The following is an extract of a letter from one of the most distinguished reformers of the age. It contains some hints to ministers of the gospel, which ought to be given publicly for their benefit:

The cause in which you are engaged will certainly prevail, and so will mine;[*] but when? It is not for us to ask. God will accomplish it in his own time: and perhaps by our means. We ought to be content to be His instruments, without aspiring to direct him. Slavery and war will be abolished throughout all Christendom, and the abolition of them depends on public opinion; and public opinion is directed by the pulpit and the press—by speaking and writing; and there is no other way. Unfortunately, many of our ministers are too much under the fear of man which bringeth a snare, and they therefore shun to declare the whole counsel of God. Many who entertain correct sentiments about war and slavery, have not the moral courage to declare them. How they will answer it at the bar of God, I know not. Many seem to fear to examine these subjects, lest they should bring upon themselves greater responsibilities than they rae willing to bear; not reflecting that duties neglected bring as great condemnation as crime committed. But all ministers are not so: there are noble examples to the contrary; and when the pulpit shall unite with the press, war and slavery will cease to pollute the Lord’s vineyard.
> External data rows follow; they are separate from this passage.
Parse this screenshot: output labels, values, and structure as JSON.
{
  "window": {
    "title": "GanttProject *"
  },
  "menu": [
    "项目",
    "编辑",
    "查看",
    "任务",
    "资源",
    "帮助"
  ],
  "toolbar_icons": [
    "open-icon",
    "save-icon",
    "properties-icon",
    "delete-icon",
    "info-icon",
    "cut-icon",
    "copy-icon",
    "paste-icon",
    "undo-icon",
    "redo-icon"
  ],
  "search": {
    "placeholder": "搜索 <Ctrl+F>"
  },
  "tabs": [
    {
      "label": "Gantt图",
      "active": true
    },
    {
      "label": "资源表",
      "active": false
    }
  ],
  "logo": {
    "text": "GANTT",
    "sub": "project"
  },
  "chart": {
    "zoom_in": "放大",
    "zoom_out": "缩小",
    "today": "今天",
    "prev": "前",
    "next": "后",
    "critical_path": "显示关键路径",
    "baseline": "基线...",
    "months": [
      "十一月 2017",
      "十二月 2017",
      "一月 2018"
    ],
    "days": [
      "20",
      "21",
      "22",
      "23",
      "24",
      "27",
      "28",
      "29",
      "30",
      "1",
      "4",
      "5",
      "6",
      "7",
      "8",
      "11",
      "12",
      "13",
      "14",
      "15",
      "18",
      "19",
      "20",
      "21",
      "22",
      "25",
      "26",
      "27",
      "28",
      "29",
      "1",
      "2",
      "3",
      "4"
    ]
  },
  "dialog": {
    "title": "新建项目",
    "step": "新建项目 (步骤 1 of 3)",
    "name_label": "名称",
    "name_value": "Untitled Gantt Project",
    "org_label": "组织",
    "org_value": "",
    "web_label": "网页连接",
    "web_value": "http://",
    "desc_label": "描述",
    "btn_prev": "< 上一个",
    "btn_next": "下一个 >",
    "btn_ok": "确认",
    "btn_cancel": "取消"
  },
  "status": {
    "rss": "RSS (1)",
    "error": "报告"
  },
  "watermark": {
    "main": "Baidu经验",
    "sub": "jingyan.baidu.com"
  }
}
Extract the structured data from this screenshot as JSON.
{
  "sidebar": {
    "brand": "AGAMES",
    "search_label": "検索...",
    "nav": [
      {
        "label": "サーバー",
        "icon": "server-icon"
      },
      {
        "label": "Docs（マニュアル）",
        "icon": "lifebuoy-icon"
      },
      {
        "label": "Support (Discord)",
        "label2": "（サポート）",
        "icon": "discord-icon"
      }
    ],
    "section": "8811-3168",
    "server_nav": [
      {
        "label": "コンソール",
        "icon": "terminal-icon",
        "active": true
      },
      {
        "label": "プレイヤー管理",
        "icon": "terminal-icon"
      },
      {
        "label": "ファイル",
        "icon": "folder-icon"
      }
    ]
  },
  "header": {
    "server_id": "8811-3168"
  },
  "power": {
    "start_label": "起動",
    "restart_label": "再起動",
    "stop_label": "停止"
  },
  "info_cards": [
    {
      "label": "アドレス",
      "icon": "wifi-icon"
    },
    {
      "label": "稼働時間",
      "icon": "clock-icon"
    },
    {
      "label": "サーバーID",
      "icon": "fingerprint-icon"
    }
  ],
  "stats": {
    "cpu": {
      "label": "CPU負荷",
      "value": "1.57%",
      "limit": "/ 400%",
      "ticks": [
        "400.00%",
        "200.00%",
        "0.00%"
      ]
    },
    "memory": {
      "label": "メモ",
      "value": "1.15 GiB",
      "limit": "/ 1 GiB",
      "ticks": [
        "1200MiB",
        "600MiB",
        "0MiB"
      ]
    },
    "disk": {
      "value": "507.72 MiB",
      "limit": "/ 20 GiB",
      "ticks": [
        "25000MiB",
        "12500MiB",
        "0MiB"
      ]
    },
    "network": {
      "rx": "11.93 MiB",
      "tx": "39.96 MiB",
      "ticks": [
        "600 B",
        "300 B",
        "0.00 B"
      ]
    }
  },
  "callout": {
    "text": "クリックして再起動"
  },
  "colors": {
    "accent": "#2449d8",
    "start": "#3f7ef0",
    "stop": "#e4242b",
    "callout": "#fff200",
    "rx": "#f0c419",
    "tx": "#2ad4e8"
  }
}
[*] The cause of Peace.

Extract of a letter from a gentleman in Vermont.

Dear Sir—One of my neighbors has just had the reading of your proposals for the Liberator, &c. He says it is professedly the very thing that is wanted. If you steadfastly pursue your object, you will in the end by crowned with the honors of the greatest victory ever won by mortal power. He would assure you, that you need fear no overthrow in the contest—for the moral power of the nation is on your side;(1) and if you fail, you lose nothing—as, in that case, it will be evidenced that but little will have been left worth preserving.

You will please forward me a copy of your paper, which will be paid for when received. And believe me a friend to Liberty, Peace, Temperance and Christian Morality; yet purified from licentiousness, violence, enthusiasm, (2) and fanaticism.

(1) It may be; but at present it has no efficacy, being struck with a fearful paralysis. Still we confidently rely upon its awakened energy to redeem the land from the curse and crime of slavery.

(2) Enthusiasm? In all great reformations, a generous and ever blazing enthusiasm is necessary to quicken the dormant, and to inspirit the heart of the reformer. But licentiousness, and violence, and fanaticism — these are traits which do not belong to truth or justice.

Extract of a letter from a gentleman in Mount-Vernon, N. H.

Dear Sir:—I have recently read your proposals for publishing the Liberator, and I think that no American, who makes any pretensions to philanthropy, patriotism, morality or christianity, can do less than wish you God speed. You will please to add my name to your list of subscribers.